The past couple of weeks has been tough for many colleagues in the UAE media industry. First, information was leaked about job losses at the Abu Dhabi-based, English language daily The National. The reported job cuts follows five months after the paper’s purchase by International Media Investments (IMI), a subsidiary of private investment firm Abu Dhabi Media Investment Corporation (ADMIC) from state-owned Abu Dhabi Media Company (ADM). At least a quarter of the editorial staff will be leaving The National by the end of June 2017, as the paper’s owners support a “digital transformation” at the paper.
“As part of this transition, over the past few months, IMI has finalised its new vision for The National, supported by a robust editorial strategy to ensure that The National fulfils its potential as a premier English language source of news about and for the Middle East,” a spokesperson told the AFP.
Abu Dhabi Media Investment Corporation also owns a majority stake in Sky News Arabia, and a project team has been set up to aid the “digital transformation” at The National.

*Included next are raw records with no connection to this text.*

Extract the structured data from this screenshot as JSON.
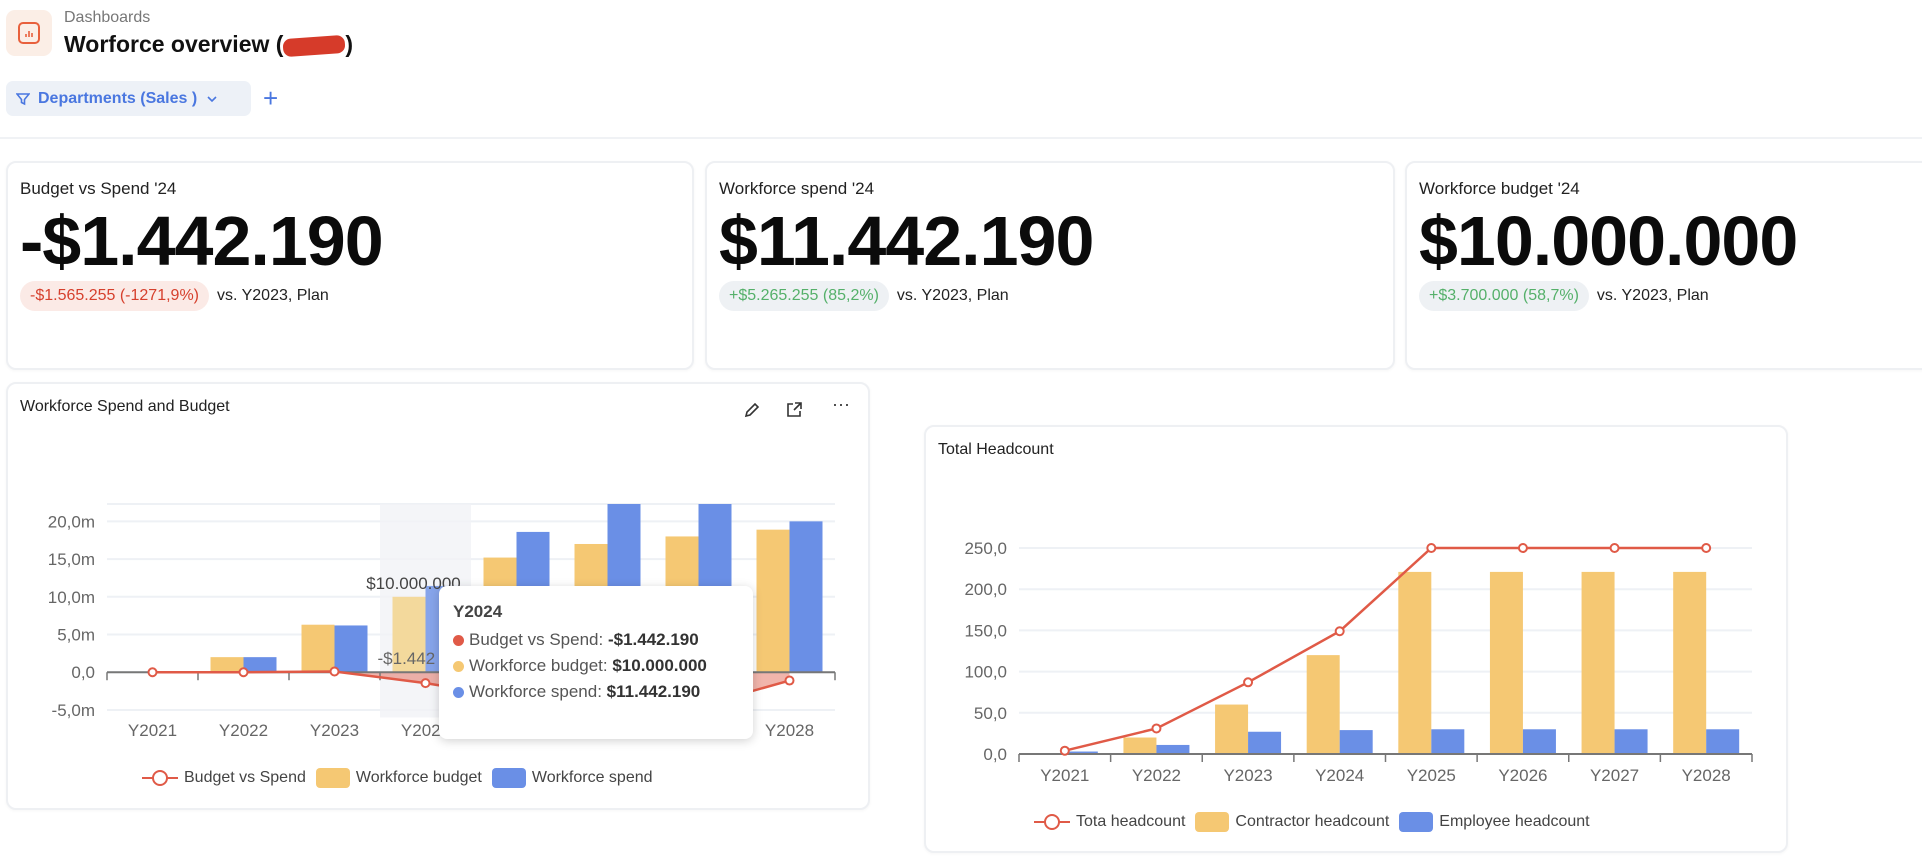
{
  "header": {
    "breadcrumb": "Dashboards",
    "title": "Worforce overview (",
    "title_end": ")",
    "icon": "bar-chart-icon"
  },
  "filter": {
    "label": "Departments (Sales )",
    "add_label": "+"
  },
  "kpis": [
    {
      "label": "Budget vs Spend '24",
      "value": "-$1.442.190",
      "delta": "-$1.565.255 (-1271,9%)",
      "delta_sign": "negative",
      "comparison": "vs. Y2023, Plan"
    },
    {
      "label": "Workforce spend '24",
      "value": "$11.442.190",
      "delta": "+$5.265.255 (85,2%)",
      "delta_sign": "positive",
      "comparison": "vs. Y2023, Plan"
    },
    {
      "label": "Workforce budget '24",
      "value": "$10.000.000",
      "delta": "+$3.700.000 (58,7%)",
      "delta_sign": "positive",
      "comparison": "vs. Y2023, Plan"
    }
  ],
  "colors": {
    "line": "#e05a47",
    "budget": "#f5c873",
    "spend": "#6a8fe6",
    "negative": "#d6402d",
    "positive": "#55b06a",
    "accent": "#4a77e0"
  },
  "chart_data": [
    {
      "type": "bar",
      "title": "Workforce Spend and Budget",
      "categories": [
        "Y2021",
        "Y2022",
        "Y2023",
        "Y2024",
        "Y2025",
        "Y2026",
        "Y2027",
        "Y2028"
      ],
      "ylim": [
        -6,
        22.3
      ],
      "yticks": [
        -5,
        0,
        5,
        10,
        15,
        20
      ],
      "ytick_labels": [
        "-5,0m",
        "0,0",
        "5,0m",
        "10,0m",
        "15,0m",
        "20,0m"
      ],
      "grid": true,
      "legend": "bottom",
      "series": [
        {
          "name": "Budget vs Spend",
          "kind": "line",
          "values": [
            0,
            0,
            0.1,
            -1.44,
            -3.4,
            -5.5,
            -4.5,
            -1.1
          ]
        },
        {
          "name": "Workforce budget",
          "kind": "bar",
          "values": [
            0,
            2.0,
            6.3,
            10.0,
            15.2,
            17.0,
            18.0,
            18.9
          ]
        },
        {
          "name": "Workforce spend",
          "kind": "bar",
          "values": [
            0,
            2.0,
            6.2,
            11.44,
            18.6,
            22.3,
            22.3,
            20.0
          ]
        }
      ],
      "highlight": "Y2024",
      "data_labels": {
        "budget": "$10.000.000",
        "line": "-$1.442"
      },
      "tooltip": {
        "title": "Y2024",
        "rows": [
          {
            "label": "Budget vs Spend:",
            "value": "-$1.442.190"
          },
          {
            "label": "Workforce budget:",
            "value": "$10.000.000"
          },
          {
            "label": "Workforce spend:",
            "value": "$11.442.190"
          }
        ]
      },
      "toolbar": {
        "edit": "pencil-icon",
        "open": "external-link-icon",
        "more": "···"
      }
    },
    {
      "type": "bar",
      "title": "Total Headcount",
      "categories": [
        "Y2021",
        "Y2022",
        "Y2023",
        "Y2024",
        "Y2025",
        "Y2026",
        "Y2027",
        "Y2028"
      ],
      "ylim": [
        0,
        250
      ],
      "yticks": [
        0,
        50,
        100,
        150,
        200,
        250
      ],
      "ytick_labels": [
        "0,0",
        "50,0",
        "100,0",
        "150,0",
        "200,0",
        "250,0"
      ],
      "grid": true,
      "legend": "bottom",
      "series": [
        {
          "name": "Tota headcount",
          "kind": "line",
          "values": [
            4,
            31,
            87,
            149,
            250,
            250,
            250,
            250
          ]
        },
        {
          "name": "Contractor headcount",
          "kind": "bar",
          "values": [
            0,
            20,
            60,
            120,
            221,
            221,
            221,
            221
          ]
        },
        {
          "name": "Employee headcount",
          "kind": "bar",
          "values": [
            3,
            11,
            27,
            29,
            30,
            30,
            30,
            30
          ]
        }
      ]
    }
  ]
}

The second news story over the past week were job cuts at Dubai-based English language television channel, City 7 TV. The channel has been sold by BinHendi Enterprises to WeTel-TV, a TV platform for global educational news and current affairs. A number of the editorial team have left as the channel focuses on education.

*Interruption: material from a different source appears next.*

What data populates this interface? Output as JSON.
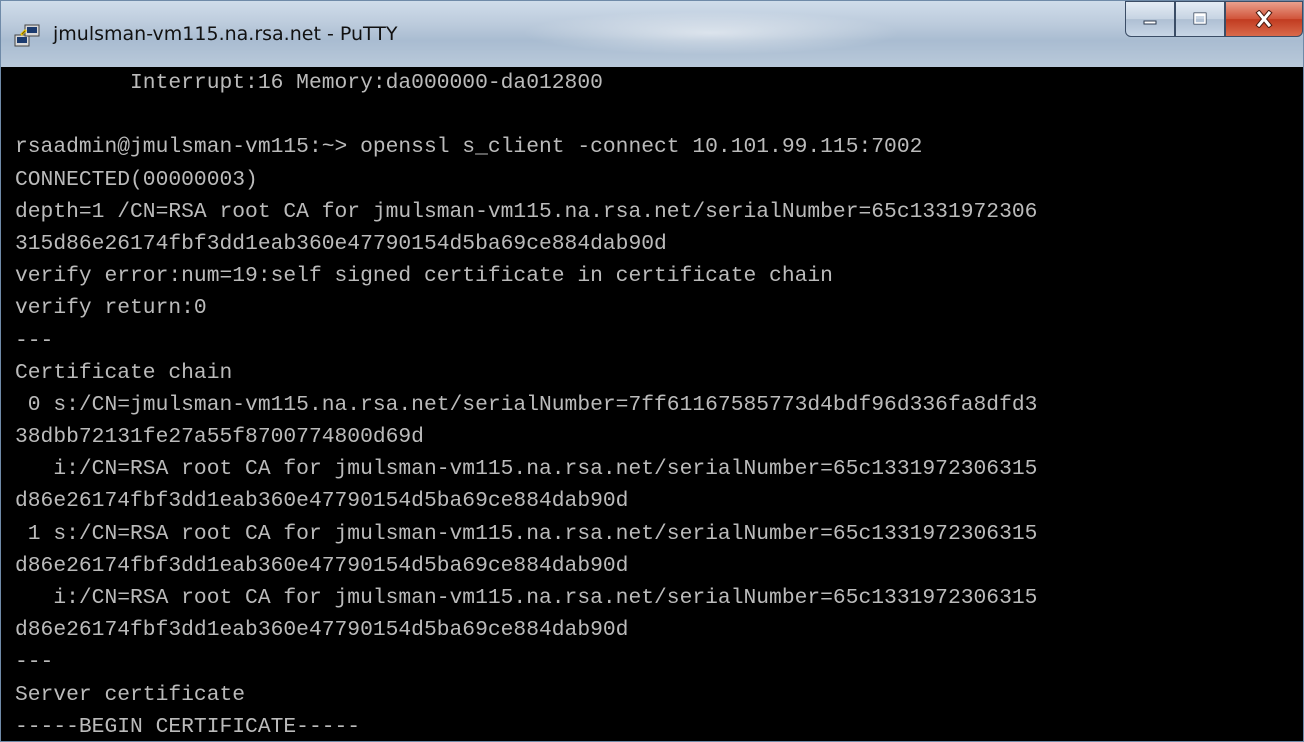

For many media outlets, the focus is increasingly on profit. In a region which is going through austerity, and where media ownership is primarily in the hands of government (for newspapers and television at the very least), there seems to be a rethink among many outlets as to how to reduce costs. As with every other region, digital is waved as the answer. However, even global titles such as the Wall Street Journal, the New York Times, and the Daily Mail have struggled to turn a profit online. Digital revenue streams simply aren’t going to replace lost print advertising any time soon.
The other question that The National’s media owners need to ask is how will the loss of so many journalists impact editorial quality? When it comes to media consumption, online is no different from offline; readers want good content. How that content is delivered is obviously different, but the demand for good media will remain. And will there be a logical approach to a “digital transformation”, that combines both The National’s quality copy with the multimedia abilities of Sky News Arabia? An Abu-Dhabi based rival to AJ+ would be an exciting proposition, and I hope that The National has a strong digital enabler at the helm.
Whatever happens with both publications, my thoughts are very much with those people who are leaving. I hope that you’ll find new employment soon.